Director of Communications: Jeff Cooke
Office: (502) 595-2300 Ext. 3027
Cell / Text: (502) 262-5809
E-mail: jcooke@louisvilleprosecutor.com

After a three day trial, a jury in Division Eight of Jefferson Circuit Court has convicted Antoine Offutt for the September 11, 2017 robbery of the Thornton’s Gas Station located on 1501 Dixie Highway.  The testimony presented at trial told how Offutt entered the gas station, and immediately ran behind the checkout counter and ordered the clerks to “Give me everything you got”. All three victims/employees, who were all standing behind the counter, hesitated due to fear.  After two of them got past him, the defendant became more agitated and pulled out a knife, grabbed Victim 1 by the arm, put his knife up to her stomach, and stated, “OPEN IT UP BEFORE I KILL YOU!!” Victim 1 opened the register and the defendant removed business cash from inside the register till. After obtaining business cash, the defendant fled on foot.   A patron followed the defendant to the 2100 block of West Hill Street, where he subsequently flagged down a responding officer. Offutt was identified and immediately taken into custody. At time of arrest, Offutt threw down two knives- one of which was used in the robbery; all in an attempt to conceal evidence of the crime.
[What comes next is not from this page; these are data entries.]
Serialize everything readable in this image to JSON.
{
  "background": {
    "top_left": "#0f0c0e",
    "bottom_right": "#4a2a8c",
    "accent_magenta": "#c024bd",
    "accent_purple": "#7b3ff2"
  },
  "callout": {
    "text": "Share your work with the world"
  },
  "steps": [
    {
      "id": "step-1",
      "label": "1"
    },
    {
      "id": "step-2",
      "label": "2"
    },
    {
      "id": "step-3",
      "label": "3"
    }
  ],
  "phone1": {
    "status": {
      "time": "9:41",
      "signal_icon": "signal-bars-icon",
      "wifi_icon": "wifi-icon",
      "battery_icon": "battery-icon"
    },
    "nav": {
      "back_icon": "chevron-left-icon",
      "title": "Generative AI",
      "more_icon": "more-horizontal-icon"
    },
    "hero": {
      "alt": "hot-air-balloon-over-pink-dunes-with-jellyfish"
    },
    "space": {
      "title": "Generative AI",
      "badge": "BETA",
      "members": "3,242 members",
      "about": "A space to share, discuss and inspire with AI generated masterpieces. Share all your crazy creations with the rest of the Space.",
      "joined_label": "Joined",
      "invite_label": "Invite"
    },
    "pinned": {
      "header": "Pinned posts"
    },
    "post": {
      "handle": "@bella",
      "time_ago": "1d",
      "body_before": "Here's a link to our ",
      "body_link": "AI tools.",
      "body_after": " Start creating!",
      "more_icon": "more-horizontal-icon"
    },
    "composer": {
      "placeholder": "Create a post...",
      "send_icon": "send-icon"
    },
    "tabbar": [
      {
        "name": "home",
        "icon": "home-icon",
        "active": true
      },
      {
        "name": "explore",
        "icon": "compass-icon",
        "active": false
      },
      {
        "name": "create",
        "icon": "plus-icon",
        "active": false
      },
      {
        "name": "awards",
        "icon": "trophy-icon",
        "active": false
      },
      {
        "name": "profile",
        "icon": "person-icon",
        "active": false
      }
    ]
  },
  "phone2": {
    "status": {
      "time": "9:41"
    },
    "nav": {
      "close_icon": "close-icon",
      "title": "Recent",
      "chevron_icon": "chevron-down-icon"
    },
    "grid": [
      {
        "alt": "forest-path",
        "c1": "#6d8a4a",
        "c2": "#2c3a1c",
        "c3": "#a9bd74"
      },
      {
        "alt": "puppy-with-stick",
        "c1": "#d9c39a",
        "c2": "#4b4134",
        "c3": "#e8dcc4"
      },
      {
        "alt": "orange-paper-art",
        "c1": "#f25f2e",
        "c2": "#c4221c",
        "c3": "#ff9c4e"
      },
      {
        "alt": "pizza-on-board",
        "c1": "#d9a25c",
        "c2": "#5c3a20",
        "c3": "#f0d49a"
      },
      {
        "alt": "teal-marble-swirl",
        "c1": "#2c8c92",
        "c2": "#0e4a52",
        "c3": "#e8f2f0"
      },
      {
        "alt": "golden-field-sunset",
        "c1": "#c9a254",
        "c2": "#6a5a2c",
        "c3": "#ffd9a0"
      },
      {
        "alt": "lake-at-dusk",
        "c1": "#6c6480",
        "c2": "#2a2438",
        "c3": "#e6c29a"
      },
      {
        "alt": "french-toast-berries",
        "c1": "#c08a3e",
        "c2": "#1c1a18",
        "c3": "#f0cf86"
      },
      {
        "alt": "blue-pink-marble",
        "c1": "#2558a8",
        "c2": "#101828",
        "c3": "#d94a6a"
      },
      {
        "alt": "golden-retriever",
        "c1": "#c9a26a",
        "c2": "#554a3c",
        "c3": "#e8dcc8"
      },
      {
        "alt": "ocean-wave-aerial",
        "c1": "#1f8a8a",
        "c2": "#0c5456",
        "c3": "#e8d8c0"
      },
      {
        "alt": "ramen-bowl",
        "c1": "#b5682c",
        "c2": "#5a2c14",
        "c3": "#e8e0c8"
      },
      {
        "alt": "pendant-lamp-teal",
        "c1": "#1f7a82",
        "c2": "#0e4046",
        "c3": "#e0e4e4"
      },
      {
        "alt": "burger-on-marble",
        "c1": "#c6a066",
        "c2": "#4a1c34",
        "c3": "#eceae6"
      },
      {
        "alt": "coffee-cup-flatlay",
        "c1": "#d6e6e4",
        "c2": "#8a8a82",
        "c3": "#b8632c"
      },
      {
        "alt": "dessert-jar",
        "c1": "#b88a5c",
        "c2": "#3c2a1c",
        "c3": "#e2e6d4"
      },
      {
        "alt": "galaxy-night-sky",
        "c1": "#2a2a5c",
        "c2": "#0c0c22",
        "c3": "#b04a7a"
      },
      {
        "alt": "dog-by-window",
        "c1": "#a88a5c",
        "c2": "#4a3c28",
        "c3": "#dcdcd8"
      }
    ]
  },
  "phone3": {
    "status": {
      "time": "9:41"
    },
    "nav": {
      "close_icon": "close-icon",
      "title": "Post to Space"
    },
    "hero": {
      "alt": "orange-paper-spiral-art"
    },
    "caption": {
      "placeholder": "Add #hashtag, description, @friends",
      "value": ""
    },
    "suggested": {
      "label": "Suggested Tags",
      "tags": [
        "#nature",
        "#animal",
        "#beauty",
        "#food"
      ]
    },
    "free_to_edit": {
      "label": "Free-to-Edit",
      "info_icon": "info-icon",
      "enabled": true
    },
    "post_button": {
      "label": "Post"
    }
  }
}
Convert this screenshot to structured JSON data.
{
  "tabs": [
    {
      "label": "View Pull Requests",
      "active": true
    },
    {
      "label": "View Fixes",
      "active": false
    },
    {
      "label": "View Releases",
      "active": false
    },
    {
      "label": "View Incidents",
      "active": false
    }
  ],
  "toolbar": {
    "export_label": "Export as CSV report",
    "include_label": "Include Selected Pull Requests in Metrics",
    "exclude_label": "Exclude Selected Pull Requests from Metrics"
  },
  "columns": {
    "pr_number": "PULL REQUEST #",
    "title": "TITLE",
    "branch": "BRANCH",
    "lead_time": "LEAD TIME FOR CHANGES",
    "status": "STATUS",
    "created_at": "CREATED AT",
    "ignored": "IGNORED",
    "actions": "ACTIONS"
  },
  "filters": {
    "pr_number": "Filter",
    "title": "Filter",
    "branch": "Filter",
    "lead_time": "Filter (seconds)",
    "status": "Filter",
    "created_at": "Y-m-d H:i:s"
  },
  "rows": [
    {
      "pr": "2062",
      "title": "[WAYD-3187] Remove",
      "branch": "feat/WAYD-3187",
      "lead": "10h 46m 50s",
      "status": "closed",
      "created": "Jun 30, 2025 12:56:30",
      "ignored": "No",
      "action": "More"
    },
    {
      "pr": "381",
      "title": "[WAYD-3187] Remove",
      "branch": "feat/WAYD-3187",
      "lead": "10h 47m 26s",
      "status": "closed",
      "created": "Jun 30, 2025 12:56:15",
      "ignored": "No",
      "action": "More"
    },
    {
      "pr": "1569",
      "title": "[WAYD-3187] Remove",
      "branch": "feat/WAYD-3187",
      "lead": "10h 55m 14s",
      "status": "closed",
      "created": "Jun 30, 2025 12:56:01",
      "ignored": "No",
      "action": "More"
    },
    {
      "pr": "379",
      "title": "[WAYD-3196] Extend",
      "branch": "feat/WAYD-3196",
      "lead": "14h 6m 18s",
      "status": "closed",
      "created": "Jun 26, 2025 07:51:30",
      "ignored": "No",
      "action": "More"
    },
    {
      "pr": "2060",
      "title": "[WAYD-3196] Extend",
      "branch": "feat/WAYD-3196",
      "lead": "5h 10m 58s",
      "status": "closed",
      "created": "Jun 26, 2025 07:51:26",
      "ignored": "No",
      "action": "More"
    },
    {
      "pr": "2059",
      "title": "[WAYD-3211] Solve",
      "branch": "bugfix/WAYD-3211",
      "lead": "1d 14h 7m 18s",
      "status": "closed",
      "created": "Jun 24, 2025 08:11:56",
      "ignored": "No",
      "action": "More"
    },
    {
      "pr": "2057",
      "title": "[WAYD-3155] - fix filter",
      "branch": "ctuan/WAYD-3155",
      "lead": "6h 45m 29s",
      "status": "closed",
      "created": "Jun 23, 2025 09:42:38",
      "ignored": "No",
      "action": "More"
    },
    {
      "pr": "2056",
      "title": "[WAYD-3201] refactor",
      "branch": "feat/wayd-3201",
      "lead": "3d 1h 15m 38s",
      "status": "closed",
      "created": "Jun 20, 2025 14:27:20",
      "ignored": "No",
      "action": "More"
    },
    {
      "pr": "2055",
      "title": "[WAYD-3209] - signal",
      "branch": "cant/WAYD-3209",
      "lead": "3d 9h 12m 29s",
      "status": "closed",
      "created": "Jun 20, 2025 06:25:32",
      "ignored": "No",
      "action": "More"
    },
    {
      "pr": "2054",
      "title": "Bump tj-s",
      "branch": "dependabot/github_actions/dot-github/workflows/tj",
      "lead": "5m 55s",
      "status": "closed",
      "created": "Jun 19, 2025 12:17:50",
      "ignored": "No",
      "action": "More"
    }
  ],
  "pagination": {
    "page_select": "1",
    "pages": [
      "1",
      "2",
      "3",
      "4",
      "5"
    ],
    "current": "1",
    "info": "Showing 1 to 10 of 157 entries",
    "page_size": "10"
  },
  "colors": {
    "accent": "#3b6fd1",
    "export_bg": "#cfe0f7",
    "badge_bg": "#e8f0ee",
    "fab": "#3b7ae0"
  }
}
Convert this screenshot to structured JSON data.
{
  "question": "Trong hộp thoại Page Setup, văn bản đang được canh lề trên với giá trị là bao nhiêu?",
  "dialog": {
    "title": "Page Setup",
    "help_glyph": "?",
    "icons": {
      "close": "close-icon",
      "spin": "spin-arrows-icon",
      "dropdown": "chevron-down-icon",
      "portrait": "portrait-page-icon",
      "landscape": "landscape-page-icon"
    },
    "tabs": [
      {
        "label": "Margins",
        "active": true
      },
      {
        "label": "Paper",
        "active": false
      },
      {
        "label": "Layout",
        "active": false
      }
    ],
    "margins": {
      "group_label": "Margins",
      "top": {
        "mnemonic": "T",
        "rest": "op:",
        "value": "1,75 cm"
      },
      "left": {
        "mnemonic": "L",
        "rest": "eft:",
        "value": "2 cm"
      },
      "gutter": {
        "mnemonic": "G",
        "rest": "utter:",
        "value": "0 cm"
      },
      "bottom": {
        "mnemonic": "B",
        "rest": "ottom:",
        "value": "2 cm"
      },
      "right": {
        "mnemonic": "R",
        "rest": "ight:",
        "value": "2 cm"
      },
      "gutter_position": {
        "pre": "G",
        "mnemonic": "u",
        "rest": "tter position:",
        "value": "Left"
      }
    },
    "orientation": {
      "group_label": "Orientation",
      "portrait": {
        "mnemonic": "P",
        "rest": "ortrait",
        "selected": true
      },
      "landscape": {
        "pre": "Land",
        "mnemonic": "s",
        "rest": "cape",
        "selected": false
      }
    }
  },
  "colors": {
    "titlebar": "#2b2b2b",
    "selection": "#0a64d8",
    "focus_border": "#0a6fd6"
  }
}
Offutt had the stolen business cash on his possession, and was wearing the same clothing as observed in the businesses’ surveillance video, at time of arrest.

The jury found Offutt guilty but mentally ill to the offences of Robbery in the First Degree (1 count) Robbery in the Second Degree (2 counts), Tampering with Physical Evidence and being a Persistent Felony Offender in the First Degree.  Today the jury recommended a sentence of twenty years.

Final sentencing is set for December 16, 2020.

Following the trial Assistant Commonwealth’s Attorneys Elizabeth Jones Brown commended the jurors for serving the community and assuring that victims receive justice despite the health concerns presented by the COVID pandemic.  She also complimented Judge McKay Chauvin for insuring that the trial was conducted in such a manner that all participants were kept safe and treated fairly. 

Joining Ms. Jones Brown as prosecutor was Assistant Commonwealth’s Attorney Lashae Richie.